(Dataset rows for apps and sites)
==================================================

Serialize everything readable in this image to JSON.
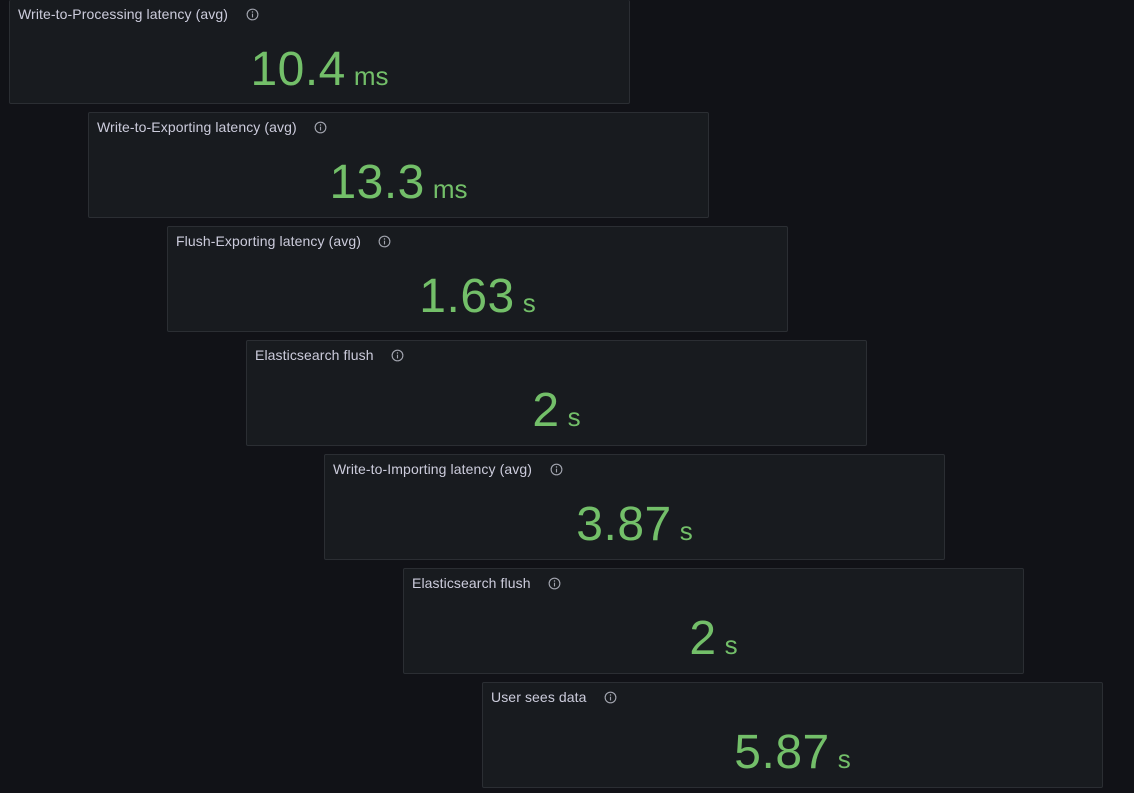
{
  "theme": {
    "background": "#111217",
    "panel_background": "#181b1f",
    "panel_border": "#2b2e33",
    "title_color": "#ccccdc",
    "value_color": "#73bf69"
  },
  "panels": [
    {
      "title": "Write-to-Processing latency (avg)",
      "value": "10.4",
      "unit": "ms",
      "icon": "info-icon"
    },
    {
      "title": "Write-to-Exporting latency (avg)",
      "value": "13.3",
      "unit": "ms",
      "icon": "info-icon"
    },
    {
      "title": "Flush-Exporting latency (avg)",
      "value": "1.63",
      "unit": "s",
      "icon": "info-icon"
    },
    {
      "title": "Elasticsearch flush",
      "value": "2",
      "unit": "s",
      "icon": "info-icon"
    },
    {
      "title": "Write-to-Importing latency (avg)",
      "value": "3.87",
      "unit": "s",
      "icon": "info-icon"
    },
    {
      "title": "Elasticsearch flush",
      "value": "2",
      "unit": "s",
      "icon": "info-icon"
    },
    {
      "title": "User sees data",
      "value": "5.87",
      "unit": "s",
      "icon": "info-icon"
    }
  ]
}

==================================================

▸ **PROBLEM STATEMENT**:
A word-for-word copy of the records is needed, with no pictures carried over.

▸ **PROBLEM SOLUTION**:
Serialize everything readable in this image to JSON.
{
  "theme": {
    "background": "#111217",
    "panel_background": "#181b1f",
    "panel_border": "#2b2e33",
    "title_color": "#ccccdc",
    "value_color": "#73bf69"
  },
  "panels": [
    {
      "title": "Write-to-Processing latency (avg)",
      "value": "10.4",
      "unit": "ms",
      "icon": "info-icon"
    },
    {
      "title": "Write-to-Exporting latency (avg)",
      "value": "13.3",
      "unit": "ms",
      "icon": "info-icon"
    },
    {
      "title": "Flush-Exporting latency (avg)",
      "value": "1.63",
      "unit": "s",
      "icon": "info-icon"
    },
    {
      "title": "Elasticsearch flush",
      "value": "2",
      "unit": "s",
      "icon": "info-icon"
    },
    {
      "title": "Write-to-Importing latency (avg)",
      "value": "3.87",
      "unit": "s",
      "icon": "info-icon"
    },
    {
      "title": "Elasticsearch flush",
      "value": "2",
      "unit": "s",
      "icon": "info-icon"
    },
    {
      "title": "User sees data",
      "value": "5.87",
      "unit": "s",
      "icon": "info-icon"
    }
  ]
}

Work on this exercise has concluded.